In this case, having a flexible e-fulfilment warehouse allows brands to meet demand for unforecasted sales. Here at Spark for example, handling increased demand on a daily basis is the norm. As we’re a multi client environment, we can simply allocate our warehouse team across the various clients we operate. An in house warehouse may not have this ability to react so quickly, and without adding cost.
2. Managing Sales Growth
Lets say that following the feature in Glamour Magazine, the Sunday Times Style Supplement then features Kate’s skirts. Another 2000 orders follow suit, and quickly, daily orders rise to 350 consistently. What does Kate do now? Keep paying overtime, employ more warehouse staff? Again, both of these come with added costs. What if that demand decreases again in 2 months time?
Where flexibility can help
Having a flexible fulfilment operation allows brands to manage this increase in daily orders without increasing overheads on staff, or equipment. At Spark Response for example, we manage daily order volumes from anything as low as 1000 per day across our clients, to as many as 20,000. Our clients simply pay for their activity, not for the staff that work on their campaign. This variable cost model can save a huge amount compared to staff overheads.
3. Managing an Expanding Product Range
Kate’s fashion brand has had a good year. After featuring in various fashion magazines, order volumes have jumped to 500 per day.
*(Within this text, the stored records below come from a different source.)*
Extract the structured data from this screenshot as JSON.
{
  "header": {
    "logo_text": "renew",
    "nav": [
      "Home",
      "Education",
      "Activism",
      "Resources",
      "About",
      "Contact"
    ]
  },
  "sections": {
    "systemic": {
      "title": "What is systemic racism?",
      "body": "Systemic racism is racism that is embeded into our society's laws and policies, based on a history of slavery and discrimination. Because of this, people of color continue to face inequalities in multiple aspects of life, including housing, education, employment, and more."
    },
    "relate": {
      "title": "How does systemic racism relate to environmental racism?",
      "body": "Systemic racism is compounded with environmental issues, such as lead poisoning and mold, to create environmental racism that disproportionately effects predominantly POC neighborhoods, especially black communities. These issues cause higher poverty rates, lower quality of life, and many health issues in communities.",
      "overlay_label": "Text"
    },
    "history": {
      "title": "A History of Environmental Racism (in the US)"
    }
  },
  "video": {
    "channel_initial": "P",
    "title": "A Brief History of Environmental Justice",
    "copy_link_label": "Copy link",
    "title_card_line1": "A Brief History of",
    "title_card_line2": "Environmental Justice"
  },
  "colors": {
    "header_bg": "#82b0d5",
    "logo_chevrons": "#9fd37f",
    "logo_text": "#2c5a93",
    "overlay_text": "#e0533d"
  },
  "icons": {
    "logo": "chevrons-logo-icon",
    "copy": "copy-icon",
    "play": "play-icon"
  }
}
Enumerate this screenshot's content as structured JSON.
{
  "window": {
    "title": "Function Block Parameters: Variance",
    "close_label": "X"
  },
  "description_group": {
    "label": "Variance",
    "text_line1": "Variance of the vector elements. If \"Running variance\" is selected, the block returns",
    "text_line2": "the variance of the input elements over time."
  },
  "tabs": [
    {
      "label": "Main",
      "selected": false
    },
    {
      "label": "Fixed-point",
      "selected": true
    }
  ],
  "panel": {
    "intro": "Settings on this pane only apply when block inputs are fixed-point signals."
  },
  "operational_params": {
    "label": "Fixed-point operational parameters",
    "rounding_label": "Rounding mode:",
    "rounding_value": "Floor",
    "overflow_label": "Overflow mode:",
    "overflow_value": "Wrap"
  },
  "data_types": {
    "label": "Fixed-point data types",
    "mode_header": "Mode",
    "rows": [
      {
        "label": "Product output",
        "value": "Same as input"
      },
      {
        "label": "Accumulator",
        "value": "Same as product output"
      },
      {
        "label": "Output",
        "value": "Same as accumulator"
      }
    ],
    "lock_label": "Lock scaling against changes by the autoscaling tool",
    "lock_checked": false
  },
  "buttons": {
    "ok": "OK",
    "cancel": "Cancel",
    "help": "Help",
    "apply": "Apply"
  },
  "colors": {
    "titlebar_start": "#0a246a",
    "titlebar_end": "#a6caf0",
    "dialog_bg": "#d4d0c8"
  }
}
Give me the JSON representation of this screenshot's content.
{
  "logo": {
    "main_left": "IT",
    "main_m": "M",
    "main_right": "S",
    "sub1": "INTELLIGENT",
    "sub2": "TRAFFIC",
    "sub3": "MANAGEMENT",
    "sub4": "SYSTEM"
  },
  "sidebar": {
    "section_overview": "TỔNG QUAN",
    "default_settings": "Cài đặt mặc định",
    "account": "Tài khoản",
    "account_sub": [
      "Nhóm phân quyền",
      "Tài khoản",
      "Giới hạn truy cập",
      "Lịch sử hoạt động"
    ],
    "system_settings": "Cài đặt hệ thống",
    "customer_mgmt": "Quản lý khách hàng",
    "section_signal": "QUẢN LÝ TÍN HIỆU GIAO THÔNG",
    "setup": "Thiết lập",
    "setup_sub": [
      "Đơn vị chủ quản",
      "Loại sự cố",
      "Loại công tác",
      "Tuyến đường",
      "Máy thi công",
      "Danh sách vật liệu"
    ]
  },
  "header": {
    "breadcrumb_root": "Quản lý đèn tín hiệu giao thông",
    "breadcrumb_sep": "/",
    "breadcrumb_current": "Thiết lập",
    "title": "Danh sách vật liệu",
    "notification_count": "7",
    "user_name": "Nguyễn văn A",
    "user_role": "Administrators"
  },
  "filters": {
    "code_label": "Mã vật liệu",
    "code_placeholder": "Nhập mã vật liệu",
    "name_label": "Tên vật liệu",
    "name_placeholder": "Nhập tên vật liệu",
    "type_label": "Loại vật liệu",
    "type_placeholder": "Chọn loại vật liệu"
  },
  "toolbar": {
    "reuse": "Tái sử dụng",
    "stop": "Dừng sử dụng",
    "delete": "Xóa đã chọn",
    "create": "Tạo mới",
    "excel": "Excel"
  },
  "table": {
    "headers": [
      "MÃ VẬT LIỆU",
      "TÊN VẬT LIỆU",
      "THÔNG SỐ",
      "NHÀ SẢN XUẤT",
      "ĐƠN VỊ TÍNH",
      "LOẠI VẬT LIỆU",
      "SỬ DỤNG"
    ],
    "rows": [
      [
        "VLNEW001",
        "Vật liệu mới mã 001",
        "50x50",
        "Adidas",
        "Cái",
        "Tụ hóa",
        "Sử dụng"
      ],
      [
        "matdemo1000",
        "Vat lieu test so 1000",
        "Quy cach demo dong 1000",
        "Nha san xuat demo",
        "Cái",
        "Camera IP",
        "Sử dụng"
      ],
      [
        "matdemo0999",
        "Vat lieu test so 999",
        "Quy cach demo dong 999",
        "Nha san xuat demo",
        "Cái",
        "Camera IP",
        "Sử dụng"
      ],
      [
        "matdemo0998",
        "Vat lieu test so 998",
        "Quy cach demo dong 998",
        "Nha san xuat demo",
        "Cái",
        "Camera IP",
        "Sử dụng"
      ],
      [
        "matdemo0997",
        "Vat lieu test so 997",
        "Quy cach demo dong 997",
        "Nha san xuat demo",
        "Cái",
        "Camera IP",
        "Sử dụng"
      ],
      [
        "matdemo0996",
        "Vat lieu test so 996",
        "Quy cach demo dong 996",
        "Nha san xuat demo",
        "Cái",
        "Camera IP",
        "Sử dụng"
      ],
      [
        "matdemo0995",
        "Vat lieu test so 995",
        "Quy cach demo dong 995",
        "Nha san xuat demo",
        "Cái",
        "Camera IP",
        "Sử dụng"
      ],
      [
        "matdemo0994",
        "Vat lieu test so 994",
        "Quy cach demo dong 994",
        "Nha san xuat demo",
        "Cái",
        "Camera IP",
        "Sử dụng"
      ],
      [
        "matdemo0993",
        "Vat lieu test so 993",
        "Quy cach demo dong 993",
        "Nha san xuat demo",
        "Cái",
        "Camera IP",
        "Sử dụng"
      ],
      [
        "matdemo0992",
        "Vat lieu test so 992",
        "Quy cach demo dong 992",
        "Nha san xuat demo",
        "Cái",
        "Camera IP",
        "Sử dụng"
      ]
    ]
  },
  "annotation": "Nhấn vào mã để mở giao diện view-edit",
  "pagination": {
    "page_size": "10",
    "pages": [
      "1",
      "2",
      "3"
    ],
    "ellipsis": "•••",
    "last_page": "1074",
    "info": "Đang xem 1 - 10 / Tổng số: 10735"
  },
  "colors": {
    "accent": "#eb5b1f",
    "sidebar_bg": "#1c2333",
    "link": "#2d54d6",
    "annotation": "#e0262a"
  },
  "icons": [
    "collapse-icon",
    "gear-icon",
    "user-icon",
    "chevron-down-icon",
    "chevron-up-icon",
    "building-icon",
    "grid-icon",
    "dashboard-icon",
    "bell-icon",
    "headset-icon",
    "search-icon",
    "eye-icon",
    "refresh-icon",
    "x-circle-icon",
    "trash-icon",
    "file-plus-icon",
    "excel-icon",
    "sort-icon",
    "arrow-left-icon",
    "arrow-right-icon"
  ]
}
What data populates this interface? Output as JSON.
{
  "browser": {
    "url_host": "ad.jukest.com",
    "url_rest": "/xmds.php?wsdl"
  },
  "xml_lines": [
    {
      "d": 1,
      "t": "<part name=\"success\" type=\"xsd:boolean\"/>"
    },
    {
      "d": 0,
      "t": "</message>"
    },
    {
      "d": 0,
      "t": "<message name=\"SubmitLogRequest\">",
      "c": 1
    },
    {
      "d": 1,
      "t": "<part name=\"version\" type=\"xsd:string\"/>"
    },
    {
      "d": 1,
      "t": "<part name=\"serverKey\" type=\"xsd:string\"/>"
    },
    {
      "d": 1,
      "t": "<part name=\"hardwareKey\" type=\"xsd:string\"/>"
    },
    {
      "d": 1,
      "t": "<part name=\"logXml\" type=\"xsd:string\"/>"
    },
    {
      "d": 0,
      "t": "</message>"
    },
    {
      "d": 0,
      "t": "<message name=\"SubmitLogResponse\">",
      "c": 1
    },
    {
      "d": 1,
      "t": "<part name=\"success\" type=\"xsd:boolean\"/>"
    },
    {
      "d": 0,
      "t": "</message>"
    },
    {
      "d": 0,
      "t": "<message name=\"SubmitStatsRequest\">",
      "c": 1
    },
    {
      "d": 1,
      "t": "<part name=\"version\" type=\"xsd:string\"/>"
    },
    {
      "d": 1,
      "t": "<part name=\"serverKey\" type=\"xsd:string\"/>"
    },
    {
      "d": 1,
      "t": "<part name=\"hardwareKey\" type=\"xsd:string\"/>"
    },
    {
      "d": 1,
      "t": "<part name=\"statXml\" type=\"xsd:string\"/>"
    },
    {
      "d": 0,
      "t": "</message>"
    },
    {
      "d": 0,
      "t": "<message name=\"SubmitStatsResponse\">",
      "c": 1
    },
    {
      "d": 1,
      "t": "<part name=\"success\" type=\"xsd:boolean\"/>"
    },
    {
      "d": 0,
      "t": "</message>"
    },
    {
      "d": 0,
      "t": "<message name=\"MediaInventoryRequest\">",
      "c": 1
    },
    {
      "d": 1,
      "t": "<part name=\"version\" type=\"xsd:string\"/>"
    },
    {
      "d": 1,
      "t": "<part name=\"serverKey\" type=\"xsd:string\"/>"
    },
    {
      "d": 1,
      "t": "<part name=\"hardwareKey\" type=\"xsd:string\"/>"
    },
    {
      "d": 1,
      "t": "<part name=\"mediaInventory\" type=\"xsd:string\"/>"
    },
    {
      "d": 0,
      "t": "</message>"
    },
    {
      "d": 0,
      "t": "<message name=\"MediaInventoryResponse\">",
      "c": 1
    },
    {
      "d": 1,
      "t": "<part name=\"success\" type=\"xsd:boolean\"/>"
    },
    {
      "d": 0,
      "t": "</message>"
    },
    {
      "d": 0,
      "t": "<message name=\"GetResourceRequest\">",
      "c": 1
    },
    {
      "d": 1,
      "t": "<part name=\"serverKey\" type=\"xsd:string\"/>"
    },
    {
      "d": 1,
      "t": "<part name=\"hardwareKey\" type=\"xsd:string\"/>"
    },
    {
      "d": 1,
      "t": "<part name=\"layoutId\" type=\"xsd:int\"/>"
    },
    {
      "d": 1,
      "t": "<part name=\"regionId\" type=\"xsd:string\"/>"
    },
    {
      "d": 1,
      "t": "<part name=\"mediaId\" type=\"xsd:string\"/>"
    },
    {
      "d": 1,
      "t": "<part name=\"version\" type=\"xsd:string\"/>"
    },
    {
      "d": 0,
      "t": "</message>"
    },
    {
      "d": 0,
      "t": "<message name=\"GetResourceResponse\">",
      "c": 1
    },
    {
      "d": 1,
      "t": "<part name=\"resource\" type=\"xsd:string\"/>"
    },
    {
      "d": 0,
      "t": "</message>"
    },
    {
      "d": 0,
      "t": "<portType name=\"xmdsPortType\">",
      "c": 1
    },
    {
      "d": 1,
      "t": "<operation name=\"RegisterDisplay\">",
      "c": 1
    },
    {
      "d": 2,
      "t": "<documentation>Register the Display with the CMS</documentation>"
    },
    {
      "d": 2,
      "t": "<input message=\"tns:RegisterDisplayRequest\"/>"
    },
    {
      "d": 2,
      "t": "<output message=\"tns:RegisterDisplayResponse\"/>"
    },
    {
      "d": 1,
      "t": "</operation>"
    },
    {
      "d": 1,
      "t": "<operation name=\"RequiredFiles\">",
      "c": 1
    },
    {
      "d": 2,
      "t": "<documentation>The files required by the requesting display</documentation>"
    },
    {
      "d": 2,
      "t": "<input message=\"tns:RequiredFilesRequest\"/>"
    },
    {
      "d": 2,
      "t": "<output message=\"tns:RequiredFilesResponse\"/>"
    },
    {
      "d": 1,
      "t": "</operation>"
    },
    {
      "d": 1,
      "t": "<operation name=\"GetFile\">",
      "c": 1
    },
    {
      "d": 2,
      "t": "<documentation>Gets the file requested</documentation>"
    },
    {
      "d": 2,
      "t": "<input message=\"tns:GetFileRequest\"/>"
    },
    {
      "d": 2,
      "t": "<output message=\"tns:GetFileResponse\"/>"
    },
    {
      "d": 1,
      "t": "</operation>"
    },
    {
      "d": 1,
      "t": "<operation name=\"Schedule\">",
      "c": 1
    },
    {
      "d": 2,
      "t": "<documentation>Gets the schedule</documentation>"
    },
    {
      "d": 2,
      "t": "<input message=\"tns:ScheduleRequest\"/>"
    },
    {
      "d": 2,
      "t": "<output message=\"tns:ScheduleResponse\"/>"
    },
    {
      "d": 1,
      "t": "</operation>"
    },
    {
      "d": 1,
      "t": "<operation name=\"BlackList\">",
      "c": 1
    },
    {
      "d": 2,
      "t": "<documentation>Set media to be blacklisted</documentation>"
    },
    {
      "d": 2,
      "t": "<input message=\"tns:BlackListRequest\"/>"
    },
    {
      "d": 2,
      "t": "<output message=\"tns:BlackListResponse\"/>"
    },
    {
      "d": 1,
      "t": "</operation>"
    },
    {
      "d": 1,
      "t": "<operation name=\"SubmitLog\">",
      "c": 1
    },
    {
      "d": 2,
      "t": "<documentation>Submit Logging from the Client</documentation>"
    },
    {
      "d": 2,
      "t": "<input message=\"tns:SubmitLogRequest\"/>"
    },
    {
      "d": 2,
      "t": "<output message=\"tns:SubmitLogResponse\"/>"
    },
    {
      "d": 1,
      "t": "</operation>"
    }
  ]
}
Kate’s employed more warehouse staff to cover this demand, adding to her overheads. But now wants to add a new range of handbags and accessories to her product range. Problem!! The warehouse was operating at 90% of capacity 6 months ago, long before the increase in orders. Kate simply doesn’t have the space to store a new product range. She wants to grow the business, but she’s now constrained.
Kate does have options. She could remove some of her product range to cater for the new lines. She could rent an additional warehouse, and move stock across two units. She can move out of her current warehouse and into a bigger facility. She could even buy a new warehouse.
Where flexibility can help
In each of the above options, costs could spiral. Renting an additional warehouse causes logistical problems. Lets say there happens to be a new warehouse available next door to her current unit. That’s the ideal scenario, but having stock located across two units will still add time to the order fulfilment process, and possible complexity. It’s certainly not the most efficient scenario. Renting a bigger warehouse would seem to be the most logical step, but the cost of setting up this new warehouse with additional racking, shelving, IT and systems can incur huge set up costs. The same applies to buying a warehouse, that’s even before you add the cost of the purchase itself.
By outsourcing fashion e-Fulfilment, Kate can simply increase her storage capacity at the fulfilment company, without adding any additional fixed costs. This allows Kate to add an almost unlimited number of additional products to her range. With a variable cost model, an order fulfilment company will simply charge by the pallet stored, rather than per product. This allows Kate to add new lines as often as she’d like.
It’s clear that a flexible fulfilment operation, led by an outsourced partner offers many physical benefits to fashion brands and eCommerce stores. You can learn more about our Fashion e-Fulfilment services here. See what we can do to help your fashion brand.